In a lot of ways, last Sunday felt like the arrival of soccer in Nashville.
Yes, Music City has had a long and underappreciated history with the beautiful game. But from the Nashville Diamonds and the Nashville Metros and Nashville Football Club, to the two years in Major League Soccer at Nissan Stadium, everything culminated in GEODIS Park’s opening day.
More than ever before, Sunday felt like the day that Nashville finally embraced soccer.
I remember sitting on the hard bleachers at Vanderbilt’s cavernous football stadium in the summer of 2015. The crowd of 1,000 or so fans was loud and engaged, but it was very much a niche group of die hard supporters.
I remember more hard benches, this time sitting in the Nashville Metro Council chambers late into the night, surrounded by many of the same people I’d come to know from the Nashville FC games. I remember celebrating on the courthouse steps on November 7 with John Ingram and a small group of fans. Again, the support was passionate, but it was met with equally passionate opposition. Although the stadium bill passed by a landslide, it was met with excitement by the already existing soccer crowd, mild interest by general sports fans, and with what felt like indifference from the at-large population.
Even Nashville’s MLS debut on February 29, 2020 didn’t have the same watershed feeling as this past Sunday. 59,069 fans packed Nissan Stadium to watch the state’s first-ever match at the highest level of soccer in the United States. At the time, it felt like the culmination of years of waiting.
Hindsight dampens those feelings. The Covid-19 pandemic stunned a lot of that momentum, forcing the club into months of inactivity followed by months of games in front of empty stands or significantly limited crowds. February 29 felt more like an opportunity to wonder what could have been instead of a moment to celebrate.
May 1, 2022, had a completely different feeling. Sure, the fans were drawn to the club to see their brand new, state of the art stadium. Sure, Nashville residents wanted to see the finished product of a process that started nearly six years ago. But it was more than that.
The capacity crowd of 30,109 fans at GEODIS Park didn’t feel like tourists there to casually check out a novelty before quickly losing interest. It was a group of passionate, invested and engaged fans who were there to finally cheer for their team in their home.

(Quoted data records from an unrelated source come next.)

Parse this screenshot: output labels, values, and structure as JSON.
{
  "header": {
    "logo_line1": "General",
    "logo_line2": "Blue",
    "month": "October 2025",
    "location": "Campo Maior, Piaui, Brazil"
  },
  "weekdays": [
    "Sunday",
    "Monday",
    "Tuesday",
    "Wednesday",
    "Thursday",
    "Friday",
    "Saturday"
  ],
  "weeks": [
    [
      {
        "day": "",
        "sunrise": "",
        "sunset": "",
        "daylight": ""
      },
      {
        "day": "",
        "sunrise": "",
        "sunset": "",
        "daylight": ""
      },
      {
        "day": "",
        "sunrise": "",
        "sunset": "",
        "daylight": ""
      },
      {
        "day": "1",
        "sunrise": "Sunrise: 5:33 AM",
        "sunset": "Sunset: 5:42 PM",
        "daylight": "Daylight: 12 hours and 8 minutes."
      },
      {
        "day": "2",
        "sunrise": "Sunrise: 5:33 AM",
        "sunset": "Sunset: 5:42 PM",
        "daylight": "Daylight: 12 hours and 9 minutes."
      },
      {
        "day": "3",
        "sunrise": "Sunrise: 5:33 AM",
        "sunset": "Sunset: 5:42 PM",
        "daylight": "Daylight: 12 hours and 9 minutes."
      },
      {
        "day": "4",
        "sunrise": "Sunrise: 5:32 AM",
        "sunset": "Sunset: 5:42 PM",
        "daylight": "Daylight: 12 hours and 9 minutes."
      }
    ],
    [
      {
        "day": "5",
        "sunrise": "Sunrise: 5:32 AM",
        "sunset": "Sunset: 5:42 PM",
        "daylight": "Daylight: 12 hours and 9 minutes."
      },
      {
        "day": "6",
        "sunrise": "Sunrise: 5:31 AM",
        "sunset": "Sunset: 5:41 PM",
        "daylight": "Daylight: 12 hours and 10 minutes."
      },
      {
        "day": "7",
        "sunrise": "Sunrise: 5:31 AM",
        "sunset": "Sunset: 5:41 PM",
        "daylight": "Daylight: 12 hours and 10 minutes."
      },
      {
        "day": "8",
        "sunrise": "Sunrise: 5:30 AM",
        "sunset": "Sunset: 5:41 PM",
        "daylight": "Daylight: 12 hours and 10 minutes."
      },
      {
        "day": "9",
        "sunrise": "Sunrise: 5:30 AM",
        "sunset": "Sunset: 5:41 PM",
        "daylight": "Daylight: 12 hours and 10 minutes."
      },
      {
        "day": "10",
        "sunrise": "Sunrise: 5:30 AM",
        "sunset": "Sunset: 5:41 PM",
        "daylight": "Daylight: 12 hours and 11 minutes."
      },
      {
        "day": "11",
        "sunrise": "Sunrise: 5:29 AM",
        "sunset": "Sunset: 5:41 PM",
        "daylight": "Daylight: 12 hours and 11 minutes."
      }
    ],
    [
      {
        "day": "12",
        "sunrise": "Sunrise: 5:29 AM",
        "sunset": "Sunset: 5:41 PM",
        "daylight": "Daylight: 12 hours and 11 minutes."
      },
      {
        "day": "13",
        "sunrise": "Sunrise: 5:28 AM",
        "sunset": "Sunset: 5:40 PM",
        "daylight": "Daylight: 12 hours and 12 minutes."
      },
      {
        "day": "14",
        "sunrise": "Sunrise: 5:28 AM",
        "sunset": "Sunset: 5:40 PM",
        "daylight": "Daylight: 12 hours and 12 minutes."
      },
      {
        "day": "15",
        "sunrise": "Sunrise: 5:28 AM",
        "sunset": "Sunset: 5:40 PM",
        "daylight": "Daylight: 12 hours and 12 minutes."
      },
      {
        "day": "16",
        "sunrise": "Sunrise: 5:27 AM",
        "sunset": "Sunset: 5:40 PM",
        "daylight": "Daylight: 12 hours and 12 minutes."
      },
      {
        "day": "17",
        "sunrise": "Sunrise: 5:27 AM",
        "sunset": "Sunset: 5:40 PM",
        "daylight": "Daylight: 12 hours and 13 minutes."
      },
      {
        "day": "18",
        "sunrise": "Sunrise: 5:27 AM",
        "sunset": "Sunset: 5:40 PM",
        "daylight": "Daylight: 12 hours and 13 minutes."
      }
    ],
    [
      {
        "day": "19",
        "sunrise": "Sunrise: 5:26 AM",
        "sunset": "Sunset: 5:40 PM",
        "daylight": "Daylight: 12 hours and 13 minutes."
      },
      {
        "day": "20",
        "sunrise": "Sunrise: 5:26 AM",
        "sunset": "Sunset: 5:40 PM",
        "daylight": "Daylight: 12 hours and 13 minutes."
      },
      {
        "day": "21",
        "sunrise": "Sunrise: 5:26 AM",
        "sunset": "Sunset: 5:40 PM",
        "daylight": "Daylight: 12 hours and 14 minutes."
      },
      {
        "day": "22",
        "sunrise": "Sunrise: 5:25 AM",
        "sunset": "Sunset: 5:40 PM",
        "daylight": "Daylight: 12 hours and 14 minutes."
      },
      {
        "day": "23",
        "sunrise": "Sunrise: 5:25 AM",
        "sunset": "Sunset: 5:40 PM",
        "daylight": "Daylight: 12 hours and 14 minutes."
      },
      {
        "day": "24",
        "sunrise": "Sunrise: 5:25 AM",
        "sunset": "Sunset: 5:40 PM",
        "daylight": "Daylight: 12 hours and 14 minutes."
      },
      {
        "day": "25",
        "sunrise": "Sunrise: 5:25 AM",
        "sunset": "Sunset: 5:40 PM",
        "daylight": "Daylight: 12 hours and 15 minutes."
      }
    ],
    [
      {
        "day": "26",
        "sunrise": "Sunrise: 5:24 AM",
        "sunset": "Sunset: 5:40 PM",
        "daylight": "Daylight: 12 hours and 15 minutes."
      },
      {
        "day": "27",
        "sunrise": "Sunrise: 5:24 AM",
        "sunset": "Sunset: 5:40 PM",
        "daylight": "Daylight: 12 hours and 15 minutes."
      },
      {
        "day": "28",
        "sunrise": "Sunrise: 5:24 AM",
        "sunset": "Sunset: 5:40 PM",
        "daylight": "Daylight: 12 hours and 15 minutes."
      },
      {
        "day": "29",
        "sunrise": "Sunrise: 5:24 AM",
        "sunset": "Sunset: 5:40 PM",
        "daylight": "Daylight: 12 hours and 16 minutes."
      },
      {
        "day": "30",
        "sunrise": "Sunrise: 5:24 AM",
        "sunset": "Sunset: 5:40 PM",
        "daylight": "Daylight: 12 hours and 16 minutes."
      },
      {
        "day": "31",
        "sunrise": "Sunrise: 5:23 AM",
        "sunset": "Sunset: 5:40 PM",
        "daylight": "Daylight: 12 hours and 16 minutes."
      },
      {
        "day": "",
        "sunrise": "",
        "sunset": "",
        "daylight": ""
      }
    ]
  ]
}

Instead of watching the match in the enclosed press box, I headed over to the open-air overflow media section, in the corner just above the Supporters Section. I was blown away by the sheer volume. I’ve been to plenty of stadiums around the world in a variety of sports; I’ve never heard a venue that consistently loud.
The crowd was fully engaged. They didn’t just cheer during corner kicks or when Nashville came close to goal, although the entire venue erupted when Dax McCarty struck the post just five minutes into the match. No, they cheered every misplaced pass from the Union, groaned when a sloppy Nashville touch turned the ball over, and berated any Philadelphia player who dared to stay on the ground for more than a couple sections.
My colleague Tom Bogert joined me in the overflow media area. Within a couple minutes he leaned over and pointed out how many fans were wearing Nashville SC colors. It’s so common at soccer games in the U.S. to see a collection of jerseys from the Premier League, national teams or other top European Leagues; all the leagues that dominate American TV screens. It was different on Sunday. Fans weren’t there to just cheer for soccer. They were there to cheer for Nashville.
Another colleague, Jonathan Slape, told me after the game that he could barely hear the supporters section from his seats near midfield. Not because they were quiet, he said, but because the whole stadium was so loud and so bought into the chants the Backline were leading that the supporters section simply blended in.
Sunday’s match was certainly a spectacle. But it felt like more than just a curiosity. It felt like the moment this city truly embraced the beautiful game. I’ve heard countless stories of people who came to the match to see what it was all about and came away hooked.
Soccer in Nashville has taken a long, winding road to get to this place. There have been cycles of success and failure, ups and downs, hopes and disappointments. Sunday felt different from everything else before it.
After years of waiting, it feels like soccer in Nashville is finally home.